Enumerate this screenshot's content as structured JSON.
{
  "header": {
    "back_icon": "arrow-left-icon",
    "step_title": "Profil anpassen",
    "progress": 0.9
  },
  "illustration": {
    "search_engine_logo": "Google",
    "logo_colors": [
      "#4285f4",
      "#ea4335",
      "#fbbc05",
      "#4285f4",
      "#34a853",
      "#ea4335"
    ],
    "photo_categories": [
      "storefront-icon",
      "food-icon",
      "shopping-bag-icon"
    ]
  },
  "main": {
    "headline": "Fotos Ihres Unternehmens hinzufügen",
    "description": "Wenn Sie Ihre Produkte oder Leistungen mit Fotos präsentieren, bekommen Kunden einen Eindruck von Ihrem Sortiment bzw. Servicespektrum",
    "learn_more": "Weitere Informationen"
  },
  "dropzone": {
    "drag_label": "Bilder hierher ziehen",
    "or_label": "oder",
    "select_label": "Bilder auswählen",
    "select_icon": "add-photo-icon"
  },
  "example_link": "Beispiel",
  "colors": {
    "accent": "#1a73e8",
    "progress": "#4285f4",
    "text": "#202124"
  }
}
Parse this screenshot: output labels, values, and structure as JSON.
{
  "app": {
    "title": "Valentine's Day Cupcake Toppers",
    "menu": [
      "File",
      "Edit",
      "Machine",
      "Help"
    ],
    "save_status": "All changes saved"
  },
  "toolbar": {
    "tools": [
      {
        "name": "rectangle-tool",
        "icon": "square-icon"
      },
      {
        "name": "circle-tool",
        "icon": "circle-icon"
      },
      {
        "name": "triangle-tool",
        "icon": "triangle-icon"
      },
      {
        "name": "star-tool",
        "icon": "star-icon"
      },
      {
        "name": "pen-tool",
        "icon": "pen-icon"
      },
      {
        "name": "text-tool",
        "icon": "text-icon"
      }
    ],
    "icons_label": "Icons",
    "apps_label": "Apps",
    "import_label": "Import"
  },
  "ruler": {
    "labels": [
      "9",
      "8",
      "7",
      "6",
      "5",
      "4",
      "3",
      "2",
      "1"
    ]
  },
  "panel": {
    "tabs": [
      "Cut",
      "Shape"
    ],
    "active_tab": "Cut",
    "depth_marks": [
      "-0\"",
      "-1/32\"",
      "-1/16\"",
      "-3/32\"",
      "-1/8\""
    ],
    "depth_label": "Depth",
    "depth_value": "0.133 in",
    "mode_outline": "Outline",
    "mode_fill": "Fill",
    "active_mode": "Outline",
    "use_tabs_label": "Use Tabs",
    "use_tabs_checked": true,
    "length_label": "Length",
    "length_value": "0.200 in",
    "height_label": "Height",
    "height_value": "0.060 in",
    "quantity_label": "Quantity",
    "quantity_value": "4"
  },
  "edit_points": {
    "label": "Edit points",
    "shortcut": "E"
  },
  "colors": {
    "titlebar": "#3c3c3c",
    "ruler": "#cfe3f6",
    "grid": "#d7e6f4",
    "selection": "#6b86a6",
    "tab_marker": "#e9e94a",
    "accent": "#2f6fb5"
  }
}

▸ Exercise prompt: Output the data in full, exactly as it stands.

▸ Answer box:
Enumerate this screenshot's content as structured JSON.
{
  "header": {
    "back_icon": "arrow-left-icon",
    "step_title": "Profil anpassen",
    "progress": 0.9
  },
  "illustration": {
    "search_engine_logo": "Google",
    "logo_colors": [
      "#4285f4",
      "#ea4335",
      "#fbbc05",
      "#4285f4",
      "#34a853",
      "#ea4335"
    ],
    "photo_categories": [
      "storefront-icon",
      "food-icon",
      "shopping-bag-icon"
    ]
  },
  "main": {
    "headline": "Fotos Ihres Unternehmens hinzufügen",
    "description": "Wenn Sie Ihre Produkte oder Leistungen mit Fotos präsentieren, bekommen Kunden einen Eindruck von Ihrem Sortiment bzw. Servicespektrum",
    "learn_more": "Weitere Informationen"
  },
  "dropzone": {
    "drag_label": "Bilder hierher ziehen",
    "or_label": "oder",
    "select_label": "Bilder auswählen",
    "select_icon": "add-photo-icon"
  },
  "example_link": "Beispiel",
  "colors": {
    "accent": "#1a73e8",
    "progress": "#4285f4",
    "text": "#202124"
  }
}
Parse this screenshot: output labels, values, and structure as JSON.
{
  "app": {
    "title": "Valentine's Day Cupcake Toppers",
    "menu": [
      "File",
      "Edit",
      "Machine",
      "Help"
    ],
    "save_status": "All changes saved"
  },
  "toolbar": {
    "tools": [
      {
        "name": "rectangle-tool",
        "icon": "square-icon"
      },
      {
        "name": "circle-tool",
        "icon": "circle-icon"
      },
      {
        "name": "triangle-tool",
        "icon": "triangle-icon"
      },
      {
        "name": "star-tool",
        "icon": "star-icon"
      },
      {
        "name": "pen-tool",
        "icon": "pen-icon"
      },
      {
        "name": "text-tool",
        "icon": "text-icon"
      }
    ],
    "icons_label": "Icons",
    "apps_label": "Apps",
    "import_label": "Import"
  },
  "ruler": {
    "labels": [
      "9",
      "8",
      "7",
      "6",
      "5",
      "4",
      "3",
      "2",
      "1"
    ]
  },
  "panel": {
    "tabs": [
      "Cut",
      "Shape"
    ],
    "active_tab": "Cut",
    "depth_marks": [
      "-0\"",
      "-1/32\"",
      "-1/16\"",
      "-3/32\"",
      "-1/8\""
    ],
    "depth_label": "Depth",
    "depth_value": "0.133 in",
    "mode_outline": "Outline",
    "mode_fill": "Fill",
    "active_mode": "Outline",
    "use_tabs_label": "Use Tabs",
    "use_tabs_checked": true,
    "length_label": "Length",
    "length_value": "0.200 in",
    "height_label": "Height",
    "height_value": "0.060 in",
    "quantity_label": "Quantity",
    "quantity_value": "4"
  },
  "edit_points": {
    "label": "Edit points",
    "shortcut": "E"
  },
  "colors": {
    "titlebar": "#3c3c3c",
    "ruler": "#cfe3f6",
    "grid": "#d7e6f4",
    "selection": "#6b86a6",
    "tab_marker": "#e9e94a",
    "accent": "#2f6fb5"
  }
}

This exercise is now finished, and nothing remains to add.